The Concepts in 60 assignment works as a playful way for students to dig deeper into both the content of my version of E110 and its goals regarding composition. Throughout the semester, we discussed YouTube. We read much of Anandam Kavoori’s Reading YouTube, which taxonomizes and historicizes the site, and looked at the work of scholars such as Henry Jenkins and YouTubers such as Anita Sarkeesian. In doing so, students wrote frequently about YouTube’s interests and mechanisms, writing which culminated in the researched, argumentative Critical Essay, where students brought forth and explored one of their own questions about the site. Concepts in 60 asked students to remediate this longer essay; in just a one minute video, students transformed their papers’ argument for a new audience, in a different genre, and with an adapted purpose. They accomplished this collaboratively or individually and did so under a rubric the class as a whole designed.

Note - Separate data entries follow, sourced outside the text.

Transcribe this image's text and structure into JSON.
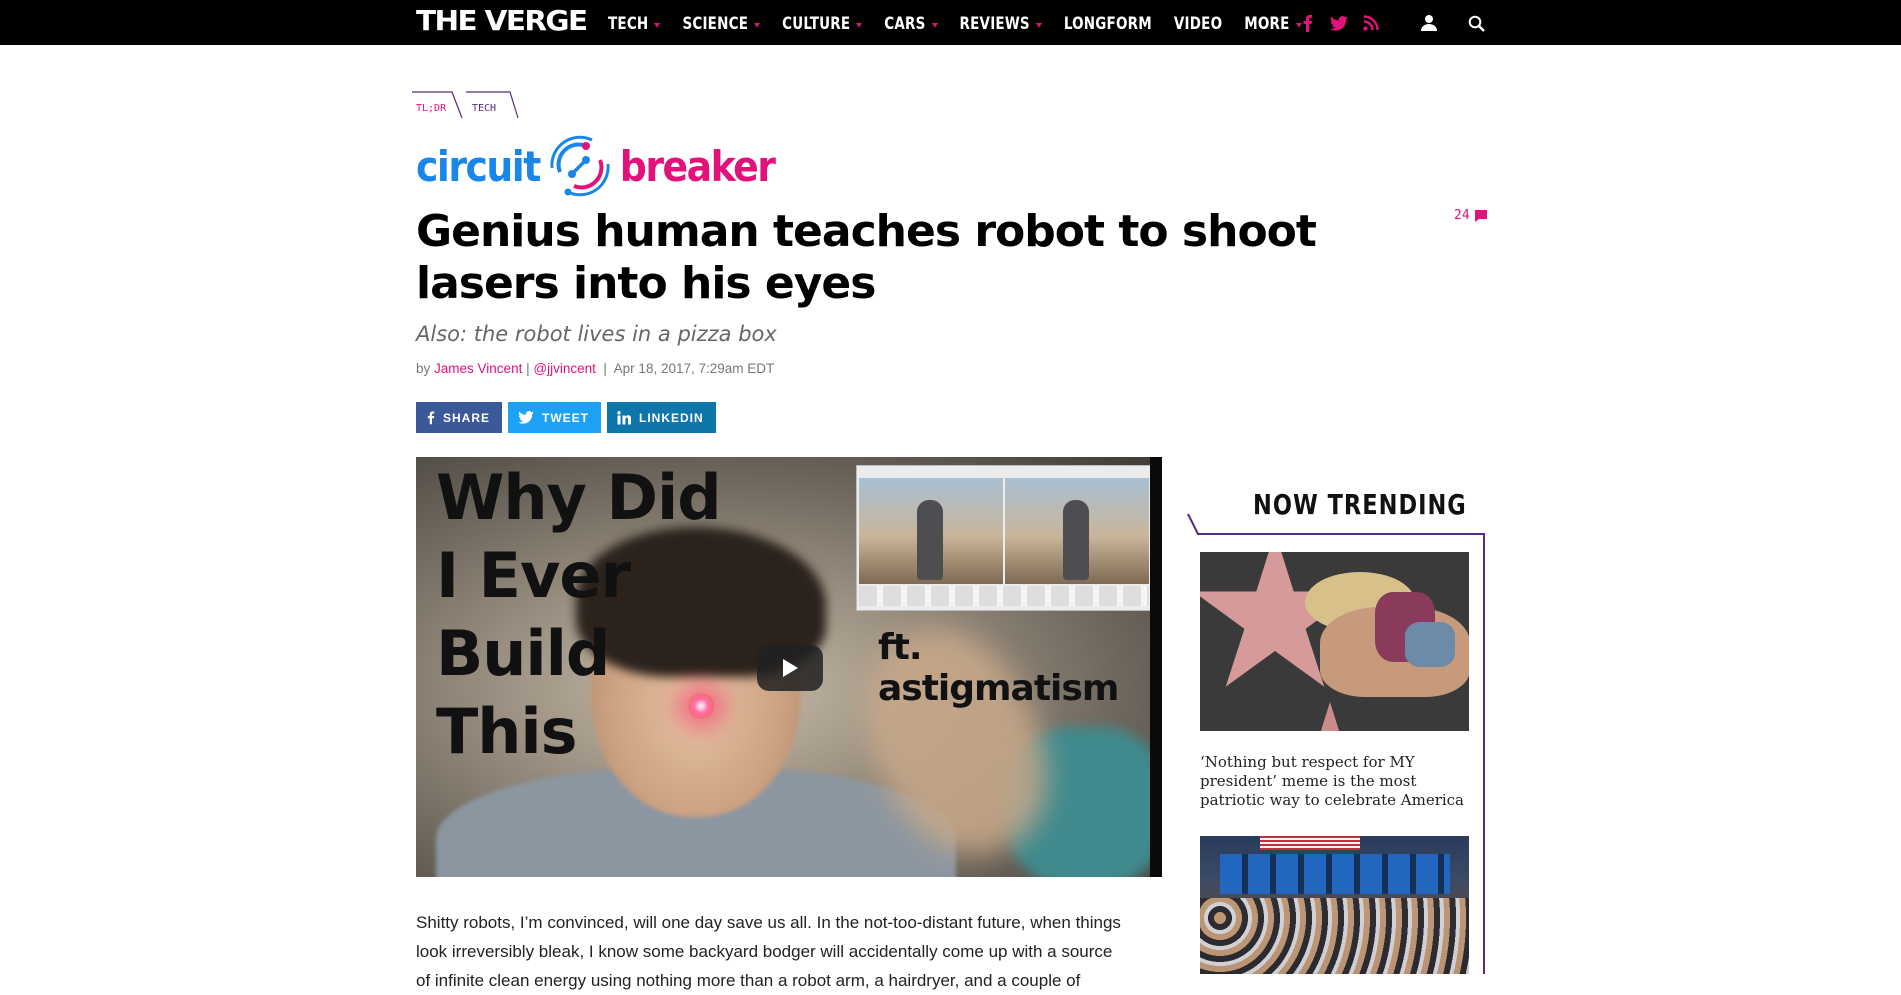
{
  "site": {
    "logo": "THE VERGE"
  },
  "nav": {
    "items": [
      {
        "label": "TECH",
        "dropdown": true
      },
      {
        "label": "SCIENCE",
        "dropdown": true
      },
      {
        "label": "CULTURE",
        "dropdown": true
      },
      {
        "label": "CARS",
        "dropdown": true
      },
      {
        "label": "REVIEWS",
        "dropdown": true
      },
      {
        "label": "LONGFORM",
        "dropdown": false
      },
      {
        "label": "VIDEO",
        "dropdown": false
      },
      {
        "label": "MORE",
        "dropdown": true
      }
    ],
    "icons": [
      "facebook-icon",
      "twitter-icon",
      "rss-icon",
      "user-icon",
      "search-icon"
    ]
  },
  "breadcrumb": {
    "first": "TL;DR",
    "second": "TECH"
  },
  "section_brand": {
    "left": "circuit",
    "right": "breaker"
  },
  "article": {
    "title": "Genius human teaches robot to shoot lasers into his eyes",
    "dek": "Also: the robot lives in a pizza box",
    "byline": {
      "prefix": "by",
      "author": "James Vincent",
      "sep1": "|",
      "handle": "@jjvincent",
      "sep2": "|",
      "date": "Apr 18, 2017, 7:29am EDT"
    },
    "comment_count": "24",
    "body_lines": [
      "Shitty robots, I’m convinced, will one day save us all. In the not-too-distant future, when things",
      "look irreversibly bleak, I know some backyard bodger will accidentally come up with a source",
      "of infinite clean energy using nothing more than a robot arm, a hairdryer, and a couple of"
    ]
  },
  "share": {
    "buttons": [
      {
        "label": "SHARE",
        "color": "#3b5998",
        "icon": "facebook-icon"
      },
      {
        "label": "TWEET",
        "color": "#1da1f2",
        "icon": "twitter-icon"
      },
      {
        "label": "LINKEDIN",
        "color": "#0e76a8",
        "icon": "linkedin-icon"
      }
    ]
  },
  "video": {
    "overlay_lines": [
      "Why Did",
      "I Ever",
      "Build",
      "This"
    ],
    "overlay_right": "ft. astigmatism"
  },
  "trending": {
    "heading": "NOW TRENDING",
    "items": [
      {
        "caption": "‘Nothing but respect for MY president’ meme is the most patriotic way to celebrate America"
      },
      {
        "caption": ""
      }
    ]
  },
  "colors": {
    "accent": "#e2127a",
    "brand_blue": "#1a86e8",
    "nav_bg": "#000000",
    "frame": "#5a2a82"
  }
}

The assignment has two primary goals. The first is not only for students to rethink audience, genre, and purpose in relation to content (as they had done this throughout the semester), but also to put these differences in practice. By reconceptualizing their work, students can extend their understanding of writing processes – they can see where writing is collaborative, where it is responsive, where it anticipates, where it has gaps. Further, students can put this into their own words as they design the rubric for the assignment, putting forth their expanded understanding of composition and taking control over the work they accomplish.
The second goal is to prioritize the idea of play in writing. There is an element of experimentation and fun to YouTube that is relentlessly difficult to get students to find in traditional composition. The public audience, newness of video composing, and bit of resulting nerves create a different set of stakes for students that generate excitement. The process itself – which includes a visit to the Student Multimedia and Design Center, a script for peer review, and a storyboard workshop – introduces students to new and interesting work while still keeping the focus on E110’s goals and practices.
Concepts in 60 asks students to engage in critical reading, the writing process, rhetorical knowledge, and knowledge of conventions. This engagement in some ways is similar to the work they do in the Critical Essay. Students bring in primary and secondary material in addition to their own, they engage in a writing process (scripting, storyboarding, filming, editing), they pay careful attention to audience, genre, and purpose, and they consider what is expected of various types of YouTube videos. At the end of the semester, we have a YouTube film festival and students share this work and comment on its strengths, cementing the class community. For instance, a few students bonded over the blooper reels they made, which was entirely their own idea and not something I mentioned in class. This, to me, is such an important indicator of students’ ambition and ownership over their work for this assignment. The moments that didn’t work – the moments that were cut, where the composition failed to meet their expectations – were still of interest and importance to the authors and their audience. Concepts in 60, even within the final products, made the writing process visible and fascinating for students and, more importantly, allowed students to exercise their own creativity and innovation.